### TASK OBJECTIVE
In the copy, include no images, and repeat each entry precisely as written.

### PROVIDED ENTRIES
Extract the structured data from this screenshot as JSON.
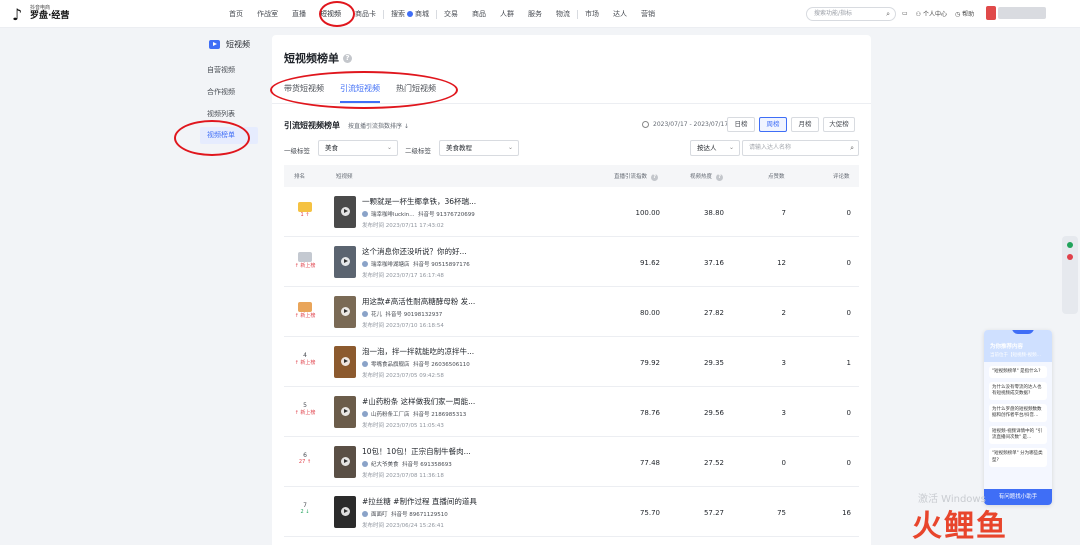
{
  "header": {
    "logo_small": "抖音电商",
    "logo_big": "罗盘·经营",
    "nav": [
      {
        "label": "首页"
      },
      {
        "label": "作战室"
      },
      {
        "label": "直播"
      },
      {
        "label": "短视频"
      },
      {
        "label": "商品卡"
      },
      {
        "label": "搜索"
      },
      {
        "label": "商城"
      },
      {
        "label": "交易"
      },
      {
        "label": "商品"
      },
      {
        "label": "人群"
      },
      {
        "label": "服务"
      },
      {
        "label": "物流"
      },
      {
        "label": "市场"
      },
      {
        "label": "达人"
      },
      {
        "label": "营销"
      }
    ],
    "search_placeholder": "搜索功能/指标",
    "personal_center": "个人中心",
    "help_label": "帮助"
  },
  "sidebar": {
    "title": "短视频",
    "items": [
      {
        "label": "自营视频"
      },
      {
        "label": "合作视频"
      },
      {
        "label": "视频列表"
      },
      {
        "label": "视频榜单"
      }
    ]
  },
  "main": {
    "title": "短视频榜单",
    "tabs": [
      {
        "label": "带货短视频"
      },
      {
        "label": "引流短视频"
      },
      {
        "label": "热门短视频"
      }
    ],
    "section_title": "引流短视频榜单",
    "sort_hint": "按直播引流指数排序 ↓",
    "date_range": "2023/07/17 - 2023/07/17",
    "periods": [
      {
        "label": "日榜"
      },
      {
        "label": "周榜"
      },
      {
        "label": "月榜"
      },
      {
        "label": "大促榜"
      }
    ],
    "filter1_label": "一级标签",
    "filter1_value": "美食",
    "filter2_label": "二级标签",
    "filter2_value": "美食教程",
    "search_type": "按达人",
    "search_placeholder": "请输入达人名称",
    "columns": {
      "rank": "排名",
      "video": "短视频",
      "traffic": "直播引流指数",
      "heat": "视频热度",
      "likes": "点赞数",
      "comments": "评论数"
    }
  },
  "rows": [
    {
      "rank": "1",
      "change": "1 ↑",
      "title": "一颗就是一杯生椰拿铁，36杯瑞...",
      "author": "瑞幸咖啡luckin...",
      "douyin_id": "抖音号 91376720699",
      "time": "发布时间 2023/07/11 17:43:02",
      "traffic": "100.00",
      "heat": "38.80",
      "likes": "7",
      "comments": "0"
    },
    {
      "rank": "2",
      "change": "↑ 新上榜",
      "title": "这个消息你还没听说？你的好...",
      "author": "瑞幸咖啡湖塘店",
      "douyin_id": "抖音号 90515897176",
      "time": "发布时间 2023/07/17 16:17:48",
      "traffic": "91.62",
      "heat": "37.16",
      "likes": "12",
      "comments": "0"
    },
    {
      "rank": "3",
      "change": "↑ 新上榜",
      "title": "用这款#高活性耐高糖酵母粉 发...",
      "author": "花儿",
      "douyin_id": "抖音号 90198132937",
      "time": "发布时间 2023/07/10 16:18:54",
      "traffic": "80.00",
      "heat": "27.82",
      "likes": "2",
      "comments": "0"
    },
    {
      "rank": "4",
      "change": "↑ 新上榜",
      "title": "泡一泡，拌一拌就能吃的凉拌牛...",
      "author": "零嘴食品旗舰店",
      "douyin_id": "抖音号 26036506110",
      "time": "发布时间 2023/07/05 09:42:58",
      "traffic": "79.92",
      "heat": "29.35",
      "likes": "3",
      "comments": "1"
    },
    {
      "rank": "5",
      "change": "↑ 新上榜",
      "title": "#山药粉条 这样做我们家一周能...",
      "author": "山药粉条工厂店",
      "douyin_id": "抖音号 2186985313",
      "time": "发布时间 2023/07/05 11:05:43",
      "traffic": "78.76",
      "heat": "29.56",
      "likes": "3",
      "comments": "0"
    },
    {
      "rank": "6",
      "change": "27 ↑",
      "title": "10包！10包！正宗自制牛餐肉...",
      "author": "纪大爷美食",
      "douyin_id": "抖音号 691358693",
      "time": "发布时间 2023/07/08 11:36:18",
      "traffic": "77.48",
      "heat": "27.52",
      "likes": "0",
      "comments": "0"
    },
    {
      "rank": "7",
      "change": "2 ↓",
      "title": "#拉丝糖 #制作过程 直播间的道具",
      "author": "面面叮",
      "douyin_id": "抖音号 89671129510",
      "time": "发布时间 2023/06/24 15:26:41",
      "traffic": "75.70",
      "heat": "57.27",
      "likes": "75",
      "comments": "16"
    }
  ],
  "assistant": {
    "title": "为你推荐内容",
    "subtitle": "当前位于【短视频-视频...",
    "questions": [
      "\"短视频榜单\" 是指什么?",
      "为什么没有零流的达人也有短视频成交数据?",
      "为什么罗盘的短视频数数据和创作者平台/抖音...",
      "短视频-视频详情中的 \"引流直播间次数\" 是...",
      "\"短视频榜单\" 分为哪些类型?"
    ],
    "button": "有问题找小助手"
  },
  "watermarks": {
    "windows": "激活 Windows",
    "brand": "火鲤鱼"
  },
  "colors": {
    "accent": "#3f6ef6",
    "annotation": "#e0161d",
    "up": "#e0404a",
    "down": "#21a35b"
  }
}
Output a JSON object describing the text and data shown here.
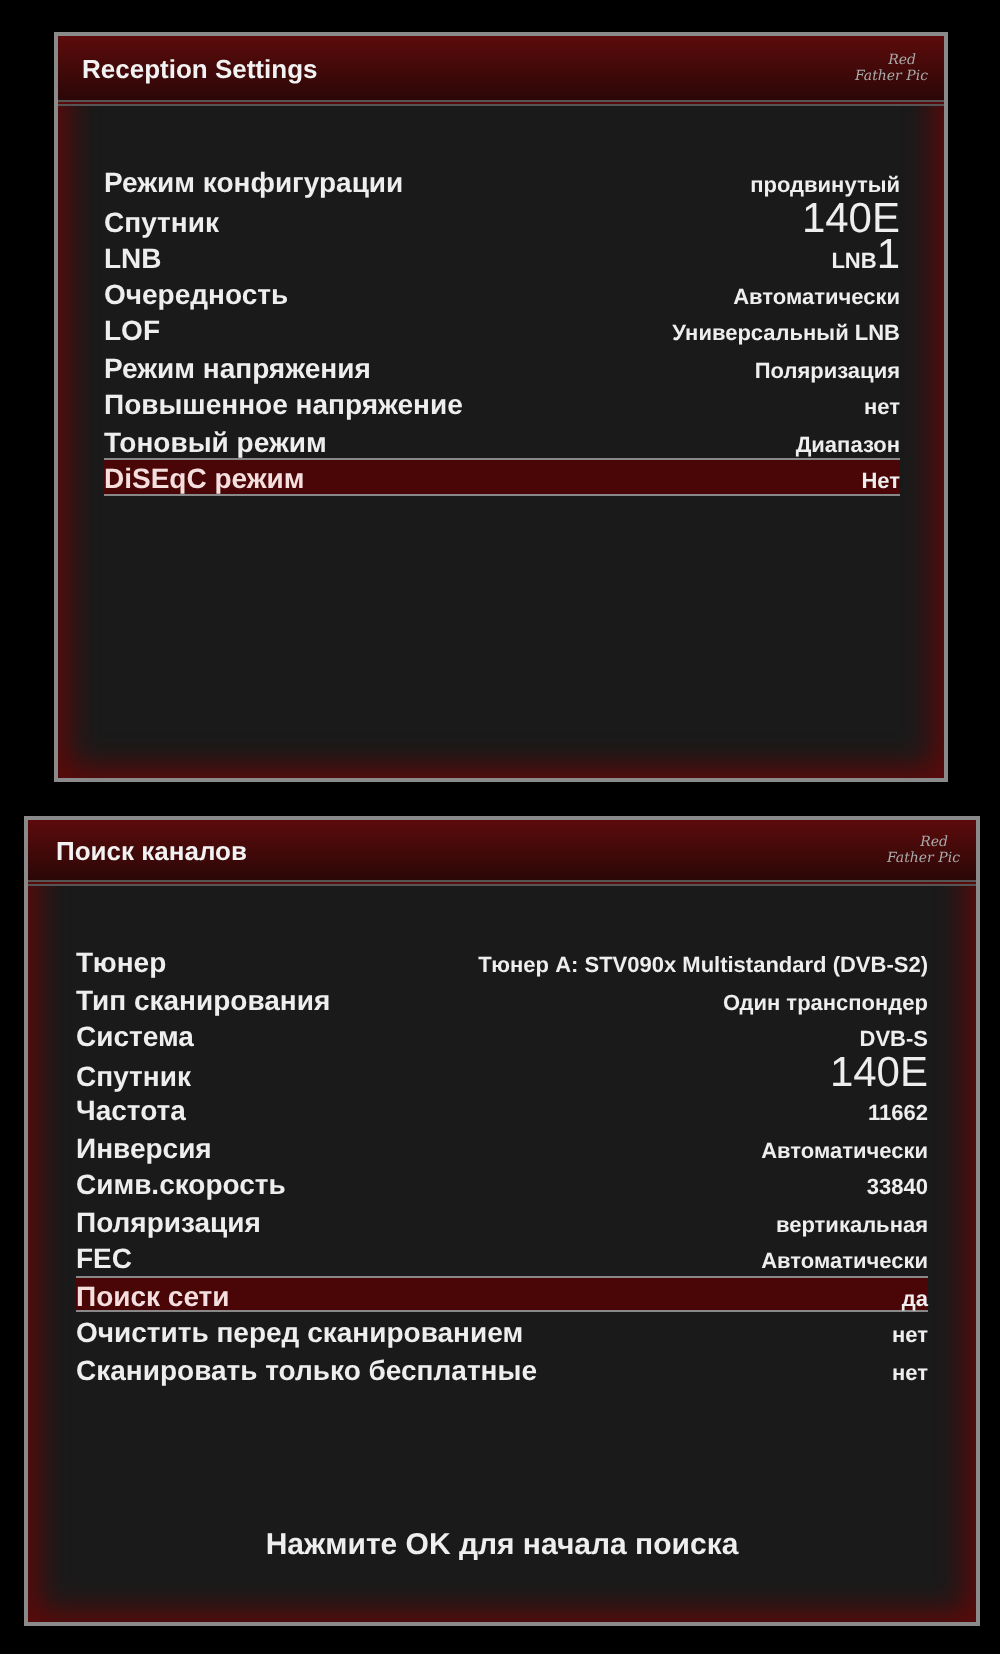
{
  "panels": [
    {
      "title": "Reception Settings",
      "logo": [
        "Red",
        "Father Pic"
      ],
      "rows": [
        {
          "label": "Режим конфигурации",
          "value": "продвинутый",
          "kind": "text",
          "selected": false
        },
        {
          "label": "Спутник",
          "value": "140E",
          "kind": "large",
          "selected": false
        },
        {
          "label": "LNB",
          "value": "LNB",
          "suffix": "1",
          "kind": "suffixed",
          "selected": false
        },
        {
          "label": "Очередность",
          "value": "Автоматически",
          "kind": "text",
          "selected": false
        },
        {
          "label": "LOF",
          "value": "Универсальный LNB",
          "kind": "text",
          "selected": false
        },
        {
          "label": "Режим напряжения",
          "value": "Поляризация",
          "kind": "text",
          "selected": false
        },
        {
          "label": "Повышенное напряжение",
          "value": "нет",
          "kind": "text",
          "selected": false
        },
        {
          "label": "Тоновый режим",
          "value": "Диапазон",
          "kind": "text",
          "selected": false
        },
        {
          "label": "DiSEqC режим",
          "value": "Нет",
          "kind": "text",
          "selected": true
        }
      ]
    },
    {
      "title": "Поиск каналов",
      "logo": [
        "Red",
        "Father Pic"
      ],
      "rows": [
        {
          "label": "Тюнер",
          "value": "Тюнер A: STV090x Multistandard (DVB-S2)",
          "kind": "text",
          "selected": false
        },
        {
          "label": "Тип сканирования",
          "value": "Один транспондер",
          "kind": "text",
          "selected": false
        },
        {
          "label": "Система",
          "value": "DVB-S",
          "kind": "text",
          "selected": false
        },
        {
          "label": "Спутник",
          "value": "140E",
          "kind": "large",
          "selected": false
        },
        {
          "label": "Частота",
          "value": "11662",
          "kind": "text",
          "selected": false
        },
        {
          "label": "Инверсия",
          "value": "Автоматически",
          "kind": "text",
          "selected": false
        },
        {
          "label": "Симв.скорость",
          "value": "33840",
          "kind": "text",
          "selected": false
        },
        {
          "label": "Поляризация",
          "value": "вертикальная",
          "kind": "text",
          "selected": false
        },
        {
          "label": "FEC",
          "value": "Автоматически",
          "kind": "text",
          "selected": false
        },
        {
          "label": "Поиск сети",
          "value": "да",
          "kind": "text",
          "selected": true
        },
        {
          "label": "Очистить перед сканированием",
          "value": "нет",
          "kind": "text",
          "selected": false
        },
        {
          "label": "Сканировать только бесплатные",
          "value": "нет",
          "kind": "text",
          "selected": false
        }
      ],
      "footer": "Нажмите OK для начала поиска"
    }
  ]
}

### SOLUTION FOR THIS TASK
Extract the structured data from this screenshot as JSON.
{
  "header": {
    "logo_small": "抖音电商",
    "logo_big": "罗盘·经营",
    "nav": [
      {
        "label": "首页"
      },
      {
        "label": "作战室"
      },
      {
        "label": "直播"
      },
      {
        "label": "短视频"
      },
      {
        "label": "商品卡"
      },
      {
        "label": "搜索"
      },
      {
        "label": "商城"
      },
      {
        "label": "交易"
      },
      {
        "label": "商品"
      },
      {
        "label": "人群"
      },
      {
        "label": "服务"
      },
      {
        "label": "物流"
      },
      {
        "label": "市场"
      },
      {
        "label": "达人"
      },
      {
        "label": "营销"
      }
    ],
    "search_placeholder": "搜索功能/指标",
    "personal_center": "个人中心",
    "help_label": "帮助"
  },
  "sidebar": {
    "title": "短视频",
    "items": [
      {
        "label": "自营视频"
      },
      {
        "label": "合作视频"
      },
      {
        "label": "视频列表"
      },
      {
        "label": "视频榜单"
      }
    ]
  },
  "main": {
    "title": "短视频榜单",
    "tabs": [
      {
        "label": "带货短视频"
      },
      {
        "label": "引流短视频"
      },
      {
        "label": "热门短视频"
      }
    ],
    "section_title": "引流短视频榜单",
    "sort_hint": "按直播引流指数排序 ↓",
    "date_range": "2023/07/17 - 2023/07/17",
    "periods": [
      {
        "label": "日榜"
      },
      {
        "label": "周榜"
      },
      {
        "label": "月榜"
      },
      {
        "label": "大促榜"
      }
    ],
    "filter1_label": "一级标签",
    "filter1_value": "美食",
    "filter2_label": "二级标签",
    "filter2_value": "美食教程",
    "search_type": "按达人",
    "search_placeholder": "请输入达人名称",
    "columns": {
      "rank": "排名",
      "video": "短视频",
      "traffic": "直播引流指数",
      "heat": "视频热度",
      "likes": "点赞数",
      "comments": "评论数"
    }
  },
  "rows": [
    {
      "rank": "1",
      "change": "1 ↑",
      "title": "一颗就是一杯生椰拿铁，36杯瑞...",
      "author": "瑞幸咖啡luckin...",
      "douyin_id": "抖音号 91376720699",
      "time": "发布时间 2023/07/11 17:43:02",
      "traffic": "100.00",
      "heat": "38.80",
      "likes": "7",
      "comments": "0"
    },
    {
      "rank": "2",
      "change": "↑ 新上榜",
      "title": "这个消息你还没听说？你的好...",
      "author": "瑞幸咖啡湖塘店",
      "douyin_id": "抖音号 90515897176",
      "time": "发布时间 2023/07/17 16:17:48",
      "traffic": "91.62",
      "heat": "37.16",
      "likes": "12",
      "comments": "0"
    },
    {
      "rank": "3",
      "change": "↑ 新上榜",
      "title": "用这款#高活性耐高糖酵母粉 发...",
      "author": "花儿",
      "douyin_id": "抖音号 90198132937",
      "time": "发布时间 2023/07/10 16:18:54",
      "traffic": "80.00",
      "heat": "27.82",
      "likes": "2",
      "comments": "0"
    },
    {
      "rank": "4",
      "change": "↑ 新上榜",
      "title": "泡一泡，拌一拌就能吃的凉拌牛...",
      "author": "零嘴食品旗舰店",
      "douyin_id": "抖音号 26036506110",
      "time": "发布时间 2023/07/05 09:42:58",
      "traffic": "79.92",
      "heat": "29.35",
      "likes": "3",
      "comments": "1"
    },
    {
      "rank": "5",
      "change": "↑ 新上榜",
      "title": "#山药粉条 这样做我们家一周能...",
      "author": "山药粉条工厂店",
      "douyin_id": "抖音号 2186985313",
      "time": "发布时间 2023/07/05 11:05:43",
      "traffic": "78.76",
      "heat": "29.56",
      "likes": "3",
      "comments": "0"
    },
    {
      "rank": "6",
      "change": "27 ↑",
      "title": "10包！10包！正宗自制牛餐肉...",
      "author": "纪大爷美食",
      "douyin_id": "抖音号 691358693",
      "time": "发布时间 2023/07/08 11:36:18",
      "traffic": "77.48",
      "heat": "27.52",
      "likes": "0",
      "comments": "0"
    },
    {
      "rank": "7",
      "change": "2 ↓",
      "title": "#拉丝糖 #制作过程 直播间的道具",
      "author": "面面叮",
      "douyin_id": "抖音号 89671129510",
      "time": "发布时间 2023/06/24 15:26:41",
      "traffic": "75.70",
      "heat": "57.27",
      "likes": "75",
      "comments": "16"
    }
  ],
  "assistant": {
    "title": "为你推荐内容",
    "subtitle": "当前位于【短视频-视频...",
    "questions": [
      "\"短视频榜单\" 是指什么?",
      "为什么没有零流的达人也有短视频成交数据?",
      "为什么罗盘的短视频数数据和创作者平台/抖音...",
      "短视频-视频详情中的 \"引流直播间次数\" 是...",
      "\"短视频榜单\" 分为哪些类型?"
    ],
    "button": "有问题找小助手"
  },
  "watermarks": {
    "windows": "激活 Windows",
    "brand": "火鲤鱼"
  },
  "colors": {
    "accent": "#3f6ef6",
    "annotation": "#e0161d",
    "up": "#e0404a",
    "down": "#21a35b"
  }
}
Output a JSON object describing the text and data shown here.
{
  "panels": [
    {
      "title": "Reception Settings",
      "logo": [
        "Red",
        "Father Pic"
      ],
      "rows": [
        {
          "label": "Режим конфигурации",
          "value": "продвинутый",
          "kind": "text",
          "selected": false
        },
        {
          "label": "Спутник",
          "value": "140E",
          "kind": "large",
          "selected": false
        },
        {
          "label": "LNB",
          "value": "LNB",
          "suffix": "1",
          "kind": "suffixed",
          "selected": false
        },
        {
          "label": "Очередность",
          "value": "Автоматически",
          "kind": "text",
          "selected": false
        },
        {
          "label": "LOF",
          "value": "Универсальный LNB",
          "kind": "text",
          "selected": false
        },
        {
          "label": "Режим напряжения",
          "value": "Поляризация",
          "kind": "text",
          "selected": false
        },
        {
          "label": "Повышенное напряжение",
          "value": "нет",
          "kind": "text",
          "selected": false
        },
        {
          "label": "Тоновый режим",
          "value": "Диапазон",
          "kind": "text",
          "selected": false
        },
        {
          "label": "DiSEqC режим",
          "value": "Нет",
          "kind": "text",
          "selected": true
        }
      ]
    },
    {
      "title": "Поиск каналов",
      "logo": [
        "Red",
        "Father Pic"
      ],
      "rows": [
        {
          "label": "Тюнер",
          "value": "Тюнер A: STV090x Multistandard (DVB-S2)",
          "kind": "text",
          "selected": false
        },
        {
          "label": "Тип сканирования",
          "value": "Один транспондер",
          "kind": "text",
          "selected": false
        },
        {
          "label": "Система",
          "value": "DVB-S",
          "kind": "text",
          "selected": false
        },
        {
          "label": "Спутник",
          "value": "140E",
          "kind": "large",
          "selected": false
        },
        {
          "label": "Частота",
          "value": "11662",
          "kind": "text",
          "selected": false
        },
        {
          "label": "Инверсия",
          "value": "Автоматически",
          "kind": "text",
          "selected": false
        },
        {
          "label": "Симв.скорость",
          "value": "33840",
          "kind": "text",
          "selected": false
        },
        {
          "label": "Поляризация",
          "value": "вертикальная",
          "kind": "text",
          "selected": false
        },
        {
          "label": "FEC",
          "value": "Автоматически",
          "kind": "text",
          "selected": false
        },
        {
          "label": "Поиск сети",
          "value": "да",
          "kind": "text",
          "selected": true
        },
        {
          "label": "Очистить перед сканированием",
          "value": "нет",
          "kind": "text",
          "selected": false
        },
        {
          "label": "Сканировать только бесплатные",
          "value": "нет",
          "kind": "text",
          "selected": false
        }
      ],
      "footer": "Нажмите OK для начала поиска"
    }
  ]
}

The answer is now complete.